What is being asked: Every line that contains the word "BossSessionC" should be copied from the records below.

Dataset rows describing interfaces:
━━━━
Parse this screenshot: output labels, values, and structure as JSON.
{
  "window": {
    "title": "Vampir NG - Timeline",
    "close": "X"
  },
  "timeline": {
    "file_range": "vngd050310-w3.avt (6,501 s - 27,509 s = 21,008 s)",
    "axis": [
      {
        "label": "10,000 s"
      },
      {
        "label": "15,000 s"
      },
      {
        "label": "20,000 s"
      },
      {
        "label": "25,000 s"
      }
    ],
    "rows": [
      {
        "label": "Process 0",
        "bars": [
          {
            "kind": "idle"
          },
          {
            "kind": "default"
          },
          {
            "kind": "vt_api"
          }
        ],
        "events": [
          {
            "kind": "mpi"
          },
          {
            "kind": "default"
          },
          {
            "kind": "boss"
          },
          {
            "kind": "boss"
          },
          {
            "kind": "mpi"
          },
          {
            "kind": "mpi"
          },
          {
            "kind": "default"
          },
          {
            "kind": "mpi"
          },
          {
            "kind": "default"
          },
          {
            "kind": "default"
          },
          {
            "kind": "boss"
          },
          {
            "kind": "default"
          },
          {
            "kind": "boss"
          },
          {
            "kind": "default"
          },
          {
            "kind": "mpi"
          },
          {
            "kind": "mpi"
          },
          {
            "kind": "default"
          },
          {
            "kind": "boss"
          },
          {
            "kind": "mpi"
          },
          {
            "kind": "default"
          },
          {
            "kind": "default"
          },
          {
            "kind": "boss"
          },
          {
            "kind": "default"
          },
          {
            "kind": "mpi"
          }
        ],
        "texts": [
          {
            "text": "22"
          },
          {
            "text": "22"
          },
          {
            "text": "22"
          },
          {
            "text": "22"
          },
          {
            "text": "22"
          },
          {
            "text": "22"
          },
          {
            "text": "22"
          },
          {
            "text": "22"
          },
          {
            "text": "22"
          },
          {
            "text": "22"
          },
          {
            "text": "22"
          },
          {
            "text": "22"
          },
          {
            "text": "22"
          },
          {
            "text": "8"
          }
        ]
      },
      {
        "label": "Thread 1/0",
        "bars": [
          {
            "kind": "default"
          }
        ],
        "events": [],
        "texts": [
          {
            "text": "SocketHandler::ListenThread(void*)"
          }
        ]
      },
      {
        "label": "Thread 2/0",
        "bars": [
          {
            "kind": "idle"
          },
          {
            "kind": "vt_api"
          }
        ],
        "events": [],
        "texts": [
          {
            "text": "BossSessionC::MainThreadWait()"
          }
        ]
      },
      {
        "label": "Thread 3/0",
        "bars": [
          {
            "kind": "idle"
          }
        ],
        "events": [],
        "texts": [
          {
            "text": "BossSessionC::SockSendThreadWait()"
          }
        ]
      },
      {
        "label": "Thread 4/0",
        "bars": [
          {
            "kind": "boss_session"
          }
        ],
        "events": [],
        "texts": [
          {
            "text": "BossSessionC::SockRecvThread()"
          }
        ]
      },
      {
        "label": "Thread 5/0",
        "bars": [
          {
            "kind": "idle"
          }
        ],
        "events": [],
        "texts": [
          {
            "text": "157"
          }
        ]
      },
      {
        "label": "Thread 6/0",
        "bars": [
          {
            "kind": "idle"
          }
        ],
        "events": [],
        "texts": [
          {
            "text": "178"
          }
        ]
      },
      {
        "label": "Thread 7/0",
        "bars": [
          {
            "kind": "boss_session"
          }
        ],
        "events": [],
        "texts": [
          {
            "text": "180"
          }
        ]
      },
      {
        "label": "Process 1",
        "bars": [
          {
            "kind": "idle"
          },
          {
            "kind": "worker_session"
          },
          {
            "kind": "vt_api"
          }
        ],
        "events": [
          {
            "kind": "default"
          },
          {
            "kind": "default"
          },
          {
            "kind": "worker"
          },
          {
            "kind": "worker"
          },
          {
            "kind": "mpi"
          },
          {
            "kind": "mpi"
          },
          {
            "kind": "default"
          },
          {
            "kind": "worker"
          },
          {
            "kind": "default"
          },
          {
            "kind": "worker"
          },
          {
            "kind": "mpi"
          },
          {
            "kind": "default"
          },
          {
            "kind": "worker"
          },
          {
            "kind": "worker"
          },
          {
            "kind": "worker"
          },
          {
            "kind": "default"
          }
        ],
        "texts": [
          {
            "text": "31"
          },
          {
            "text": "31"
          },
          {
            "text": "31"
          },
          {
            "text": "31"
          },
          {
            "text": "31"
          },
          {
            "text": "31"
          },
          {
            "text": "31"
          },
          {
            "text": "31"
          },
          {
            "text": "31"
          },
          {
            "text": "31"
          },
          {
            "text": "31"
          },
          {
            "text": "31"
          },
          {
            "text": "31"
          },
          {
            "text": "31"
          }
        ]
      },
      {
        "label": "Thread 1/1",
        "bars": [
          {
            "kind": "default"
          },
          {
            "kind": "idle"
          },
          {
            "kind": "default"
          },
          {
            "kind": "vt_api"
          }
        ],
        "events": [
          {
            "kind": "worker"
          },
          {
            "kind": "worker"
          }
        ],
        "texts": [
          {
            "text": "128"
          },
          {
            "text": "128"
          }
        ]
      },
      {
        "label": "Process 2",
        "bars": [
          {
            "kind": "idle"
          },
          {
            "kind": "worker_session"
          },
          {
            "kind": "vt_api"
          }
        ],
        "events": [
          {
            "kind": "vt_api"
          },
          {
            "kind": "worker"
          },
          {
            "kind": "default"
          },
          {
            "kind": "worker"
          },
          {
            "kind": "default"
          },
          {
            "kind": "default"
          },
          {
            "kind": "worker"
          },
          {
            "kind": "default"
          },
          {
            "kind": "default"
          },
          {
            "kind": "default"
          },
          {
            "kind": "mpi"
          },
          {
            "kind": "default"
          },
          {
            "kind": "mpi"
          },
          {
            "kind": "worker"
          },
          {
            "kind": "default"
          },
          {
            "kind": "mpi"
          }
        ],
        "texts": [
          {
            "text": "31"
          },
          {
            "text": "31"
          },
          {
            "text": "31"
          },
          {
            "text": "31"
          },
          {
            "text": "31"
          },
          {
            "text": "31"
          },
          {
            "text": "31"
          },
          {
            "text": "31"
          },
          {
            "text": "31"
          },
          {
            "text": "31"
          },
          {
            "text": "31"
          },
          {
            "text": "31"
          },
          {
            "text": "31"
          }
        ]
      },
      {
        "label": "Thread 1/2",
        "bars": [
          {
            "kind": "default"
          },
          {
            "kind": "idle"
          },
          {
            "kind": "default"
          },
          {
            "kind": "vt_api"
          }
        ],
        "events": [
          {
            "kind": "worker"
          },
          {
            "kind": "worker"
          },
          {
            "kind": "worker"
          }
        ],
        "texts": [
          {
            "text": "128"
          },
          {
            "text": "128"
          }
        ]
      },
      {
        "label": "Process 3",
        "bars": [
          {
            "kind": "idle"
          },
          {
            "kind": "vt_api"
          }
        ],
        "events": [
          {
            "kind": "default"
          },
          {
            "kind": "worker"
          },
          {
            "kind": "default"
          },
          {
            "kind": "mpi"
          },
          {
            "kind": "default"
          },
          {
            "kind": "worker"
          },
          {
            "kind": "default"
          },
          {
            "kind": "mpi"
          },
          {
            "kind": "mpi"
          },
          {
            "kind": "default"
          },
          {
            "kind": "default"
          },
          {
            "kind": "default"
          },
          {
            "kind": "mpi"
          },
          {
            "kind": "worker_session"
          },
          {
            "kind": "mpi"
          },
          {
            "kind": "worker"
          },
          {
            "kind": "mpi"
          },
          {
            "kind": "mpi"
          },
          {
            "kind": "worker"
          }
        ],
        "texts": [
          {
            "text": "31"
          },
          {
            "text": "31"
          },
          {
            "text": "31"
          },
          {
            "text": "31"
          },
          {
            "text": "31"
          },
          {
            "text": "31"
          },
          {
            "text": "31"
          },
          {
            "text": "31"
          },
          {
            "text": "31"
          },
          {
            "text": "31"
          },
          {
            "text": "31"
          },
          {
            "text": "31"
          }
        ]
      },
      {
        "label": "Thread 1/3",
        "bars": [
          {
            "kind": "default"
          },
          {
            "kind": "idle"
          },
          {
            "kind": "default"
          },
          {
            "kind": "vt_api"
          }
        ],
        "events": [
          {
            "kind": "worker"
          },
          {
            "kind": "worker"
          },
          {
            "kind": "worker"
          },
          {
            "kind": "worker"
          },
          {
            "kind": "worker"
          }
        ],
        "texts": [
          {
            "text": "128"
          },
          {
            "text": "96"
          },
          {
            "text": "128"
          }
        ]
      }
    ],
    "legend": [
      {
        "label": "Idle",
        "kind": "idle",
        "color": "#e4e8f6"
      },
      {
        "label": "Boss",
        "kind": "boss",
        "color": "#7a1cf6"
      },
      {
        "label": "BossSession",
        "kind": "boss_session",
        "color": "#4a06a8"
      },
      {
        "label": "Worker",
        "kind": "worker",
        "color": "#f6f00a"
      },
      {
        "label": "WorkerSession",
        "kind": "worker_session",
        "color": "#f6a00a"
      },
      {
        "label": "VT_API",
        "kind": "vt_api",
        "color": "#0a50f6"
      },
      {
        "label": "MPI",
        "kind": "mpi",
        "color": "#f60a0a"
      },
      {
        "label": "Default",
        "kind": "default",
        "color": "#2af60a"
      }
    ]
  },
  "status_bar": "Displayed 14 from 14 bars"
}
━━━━
Answer space:
            "text": "BossSessionC::MainThreadWait()"
            "text": "BossSessionC::SockSendThreadWait()"
            "text": "BossSessionC::SockRecvThread()"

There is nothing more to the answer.